-- Opening Marker --
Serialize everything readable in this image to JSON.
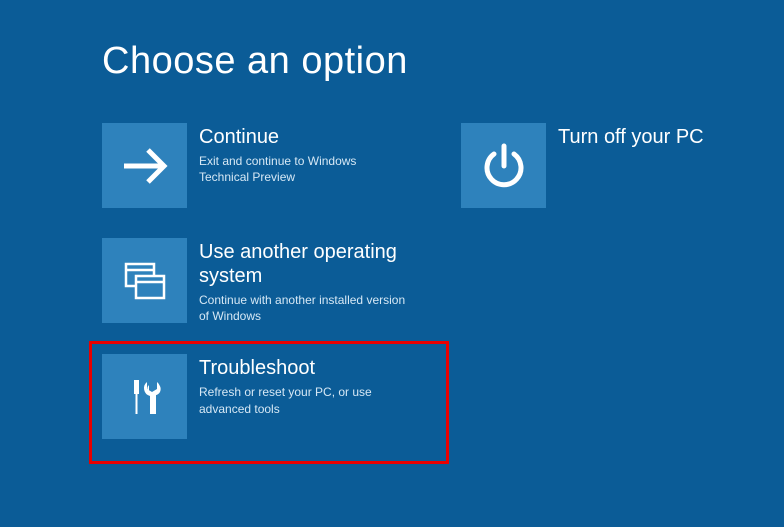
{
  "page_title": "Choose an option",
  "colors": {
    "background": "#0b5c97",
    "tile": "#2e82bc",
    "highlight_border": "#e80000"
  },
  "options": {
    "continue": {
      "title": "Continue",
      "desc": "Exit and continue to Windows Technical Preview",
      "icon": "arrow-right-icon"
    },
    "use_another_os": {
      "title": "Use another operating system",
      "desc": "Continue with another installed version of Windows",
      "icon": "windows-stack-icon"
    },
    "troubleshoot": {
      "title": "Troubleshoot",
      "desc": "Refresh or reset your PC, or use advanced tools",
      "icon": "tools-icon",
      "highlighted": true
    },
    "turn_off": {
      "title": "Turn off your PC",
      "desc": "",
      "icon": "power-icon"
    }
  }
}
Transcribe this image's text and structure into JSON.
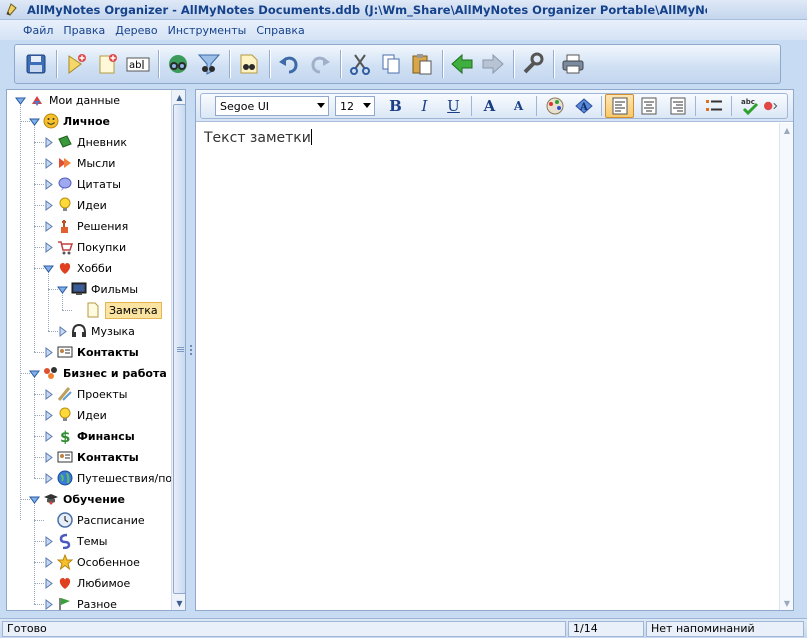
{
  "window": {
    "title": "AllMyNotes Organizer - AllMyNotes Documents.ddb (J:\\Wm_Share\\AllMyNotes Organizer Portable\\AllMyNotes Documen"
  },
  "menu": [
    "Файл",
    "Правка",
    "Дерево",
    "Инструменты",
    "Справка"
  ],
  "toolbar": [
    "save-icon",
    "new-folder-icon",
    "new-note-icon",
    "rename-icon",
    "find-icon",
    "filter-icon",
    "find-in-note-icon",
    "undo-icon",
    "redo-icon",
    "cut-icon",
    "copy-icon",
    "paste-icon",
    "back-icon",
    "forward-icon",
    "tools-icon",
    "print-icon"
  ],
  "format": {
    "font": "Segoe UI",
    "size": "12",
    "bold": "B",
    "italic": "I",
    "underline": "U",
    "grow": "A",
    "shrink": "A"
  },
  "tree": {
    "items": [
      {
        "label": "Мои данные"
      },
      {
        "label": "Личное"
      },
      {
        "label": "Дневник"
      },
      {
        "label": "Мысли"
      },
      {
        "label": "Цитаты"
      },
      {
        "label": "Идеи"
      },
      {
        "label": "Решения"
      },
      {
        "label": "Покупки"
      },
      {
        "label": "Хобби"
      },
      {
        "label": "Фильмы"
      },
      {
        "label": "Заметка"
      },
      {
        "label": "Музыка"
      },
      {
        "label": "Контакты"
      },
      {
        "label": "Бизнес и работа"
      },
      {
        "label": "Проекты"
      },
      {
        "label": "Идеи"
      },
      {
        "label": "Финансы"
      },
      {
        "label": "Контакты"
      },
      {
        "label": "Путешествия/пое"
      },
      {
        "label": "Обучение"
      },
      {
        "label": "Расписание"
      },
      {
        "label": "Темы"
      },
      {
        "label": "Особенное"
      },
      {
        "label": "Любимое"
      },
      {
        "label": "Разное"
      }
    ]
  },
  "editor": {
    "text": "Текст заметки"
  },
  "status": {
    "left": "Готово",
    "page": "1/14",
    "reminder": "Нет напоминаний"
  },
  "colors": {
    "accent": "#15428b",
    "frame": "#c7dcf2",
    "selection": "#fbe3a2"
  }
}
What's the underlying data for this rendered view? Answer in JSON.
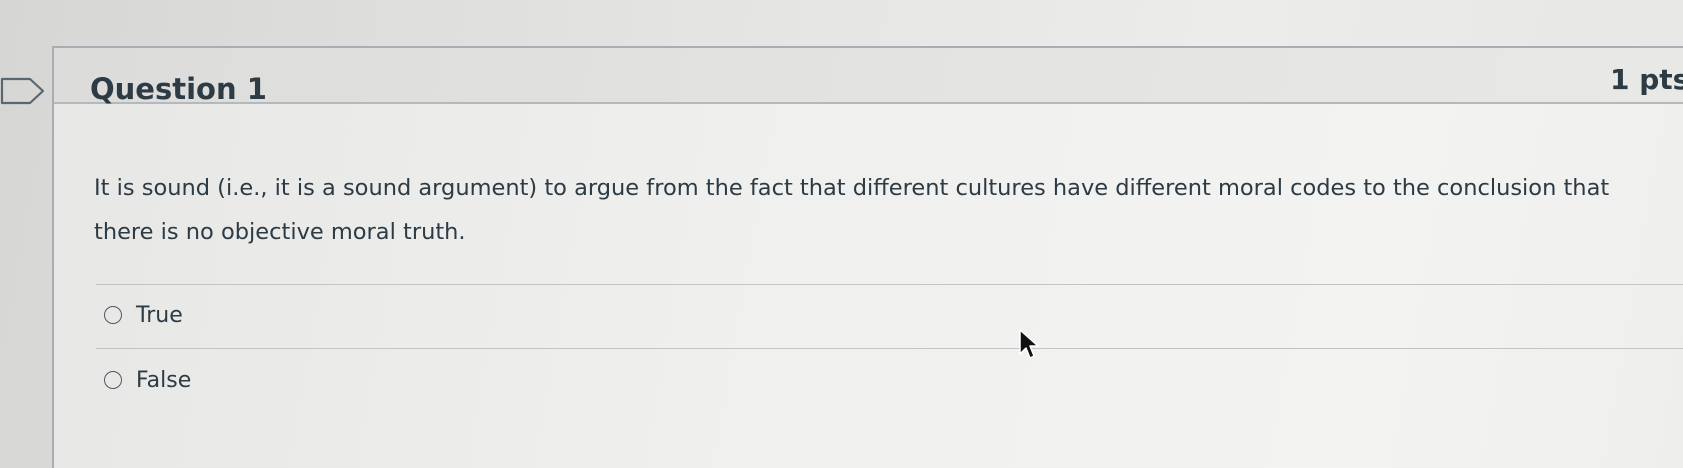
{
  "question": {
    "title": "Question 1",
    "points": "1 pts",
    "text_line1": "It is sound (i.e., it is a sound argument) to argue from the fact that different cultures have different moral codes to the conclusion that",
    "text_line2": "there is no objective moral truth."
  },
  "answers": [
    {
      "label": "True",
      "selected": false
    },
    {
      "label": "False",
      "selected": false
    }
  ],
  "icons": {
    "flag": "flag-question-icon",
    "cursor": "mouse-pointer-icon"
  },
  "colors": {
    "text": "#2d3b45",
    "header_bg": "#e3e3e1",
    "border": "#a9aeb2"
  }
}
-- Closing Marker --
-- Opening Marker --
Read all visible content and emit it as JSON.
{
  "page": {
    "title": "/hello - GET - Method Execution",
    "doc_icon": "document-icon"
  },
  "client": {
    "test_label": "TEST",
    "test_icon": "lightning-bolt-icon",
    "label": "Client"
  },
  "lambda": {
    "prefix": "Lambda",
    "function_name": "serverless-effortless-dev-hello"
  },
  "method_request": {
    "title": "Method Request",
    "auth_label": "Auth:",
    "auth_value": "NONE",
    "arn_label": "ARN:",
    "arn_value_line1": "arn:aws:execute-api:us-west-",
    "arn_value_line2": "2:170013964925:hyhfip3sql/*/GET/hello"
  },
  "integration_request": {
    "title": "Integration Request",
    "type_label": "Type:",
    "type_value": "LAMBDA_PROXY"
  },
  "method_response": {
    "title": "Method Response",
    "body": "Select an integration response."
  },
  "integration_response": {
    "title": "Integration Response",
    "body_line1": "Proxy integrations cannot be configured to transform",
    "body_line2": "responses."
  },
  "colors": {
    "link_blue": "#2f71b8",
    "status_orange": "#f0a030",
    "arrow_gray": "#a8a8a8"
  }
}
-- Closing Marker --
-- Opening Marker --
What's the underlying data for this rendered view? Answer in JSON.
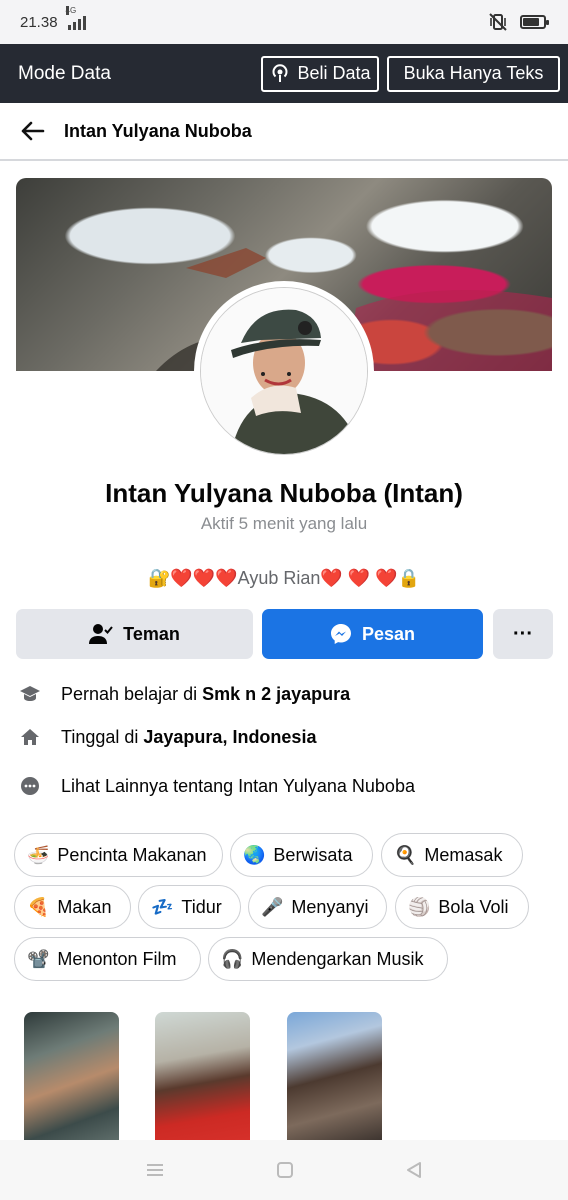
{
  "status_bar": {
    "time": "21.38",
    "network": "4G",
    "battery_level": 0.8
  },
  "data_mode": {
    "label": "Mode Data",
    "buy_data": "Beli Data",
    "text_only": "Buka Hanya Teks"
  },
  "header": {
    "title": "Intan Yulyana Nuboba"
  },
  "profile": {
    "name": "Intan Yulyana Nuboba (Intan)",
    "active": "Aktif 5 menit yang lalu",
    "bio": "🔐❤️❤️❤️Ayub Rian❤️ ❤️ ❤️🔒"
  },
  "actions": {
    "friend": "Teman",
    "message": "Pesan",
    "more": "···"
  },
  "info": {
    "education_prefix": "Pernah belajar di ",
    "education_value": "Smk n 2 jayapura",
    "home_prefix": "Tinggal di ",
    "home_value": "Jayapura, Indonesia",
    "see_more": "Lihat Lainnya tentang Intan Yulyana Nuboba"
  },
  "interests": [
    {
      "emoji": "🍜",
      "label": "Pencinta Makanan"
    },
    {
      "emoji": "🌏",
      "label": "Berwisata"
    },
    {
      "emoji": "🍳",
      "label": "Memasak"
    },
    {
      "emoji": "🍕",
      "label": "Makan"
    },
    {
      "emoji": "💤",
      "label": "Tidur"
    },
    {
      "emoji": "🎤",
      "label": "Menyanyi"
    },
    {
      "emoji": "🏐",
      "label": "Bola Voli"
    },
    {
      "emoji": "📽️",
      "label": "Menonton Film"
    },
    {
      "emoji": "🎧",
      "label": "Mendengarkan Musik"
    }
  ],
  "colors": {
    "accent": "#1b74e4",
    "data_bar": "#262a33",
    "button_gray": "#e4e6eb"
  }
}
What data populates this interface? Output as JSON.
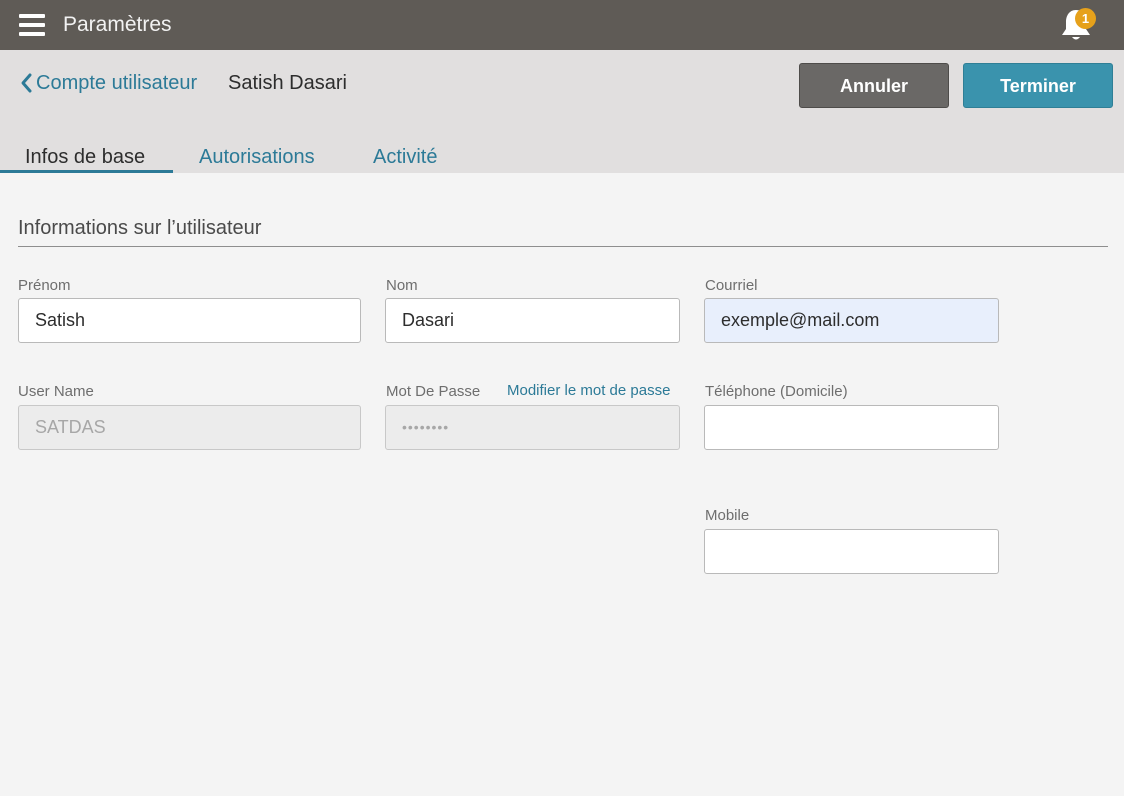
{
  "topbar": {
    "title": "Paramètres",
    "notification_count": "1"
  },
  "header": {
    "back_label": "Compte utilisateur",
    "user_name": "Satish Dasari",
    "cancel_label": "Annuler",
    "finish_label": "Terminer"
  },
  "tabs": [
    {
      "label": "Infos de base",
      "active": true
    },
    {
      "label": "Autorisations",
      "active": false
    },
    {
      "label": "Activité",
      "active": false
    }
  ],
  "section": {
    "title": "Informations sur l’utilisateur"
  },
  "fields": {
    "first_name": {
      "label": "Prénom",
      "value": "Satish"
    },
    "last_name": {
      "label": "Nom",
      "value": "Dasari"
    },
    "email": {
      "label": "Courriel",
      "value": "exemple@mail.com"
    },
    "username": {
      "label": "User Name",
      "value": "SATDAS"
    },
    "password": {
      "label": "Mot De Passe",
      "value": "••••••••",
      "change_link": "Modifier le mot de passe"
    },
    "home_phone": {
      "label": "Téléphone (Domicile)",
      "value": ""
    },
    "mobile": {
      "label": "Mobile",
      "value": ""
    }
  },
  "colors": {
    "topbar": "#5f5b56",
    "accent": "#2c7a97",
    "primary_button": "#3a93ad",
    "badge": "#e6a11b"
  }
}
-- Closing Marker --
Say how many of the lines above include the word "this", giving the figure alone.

* [REPLY TO THE EXERCISE]:
5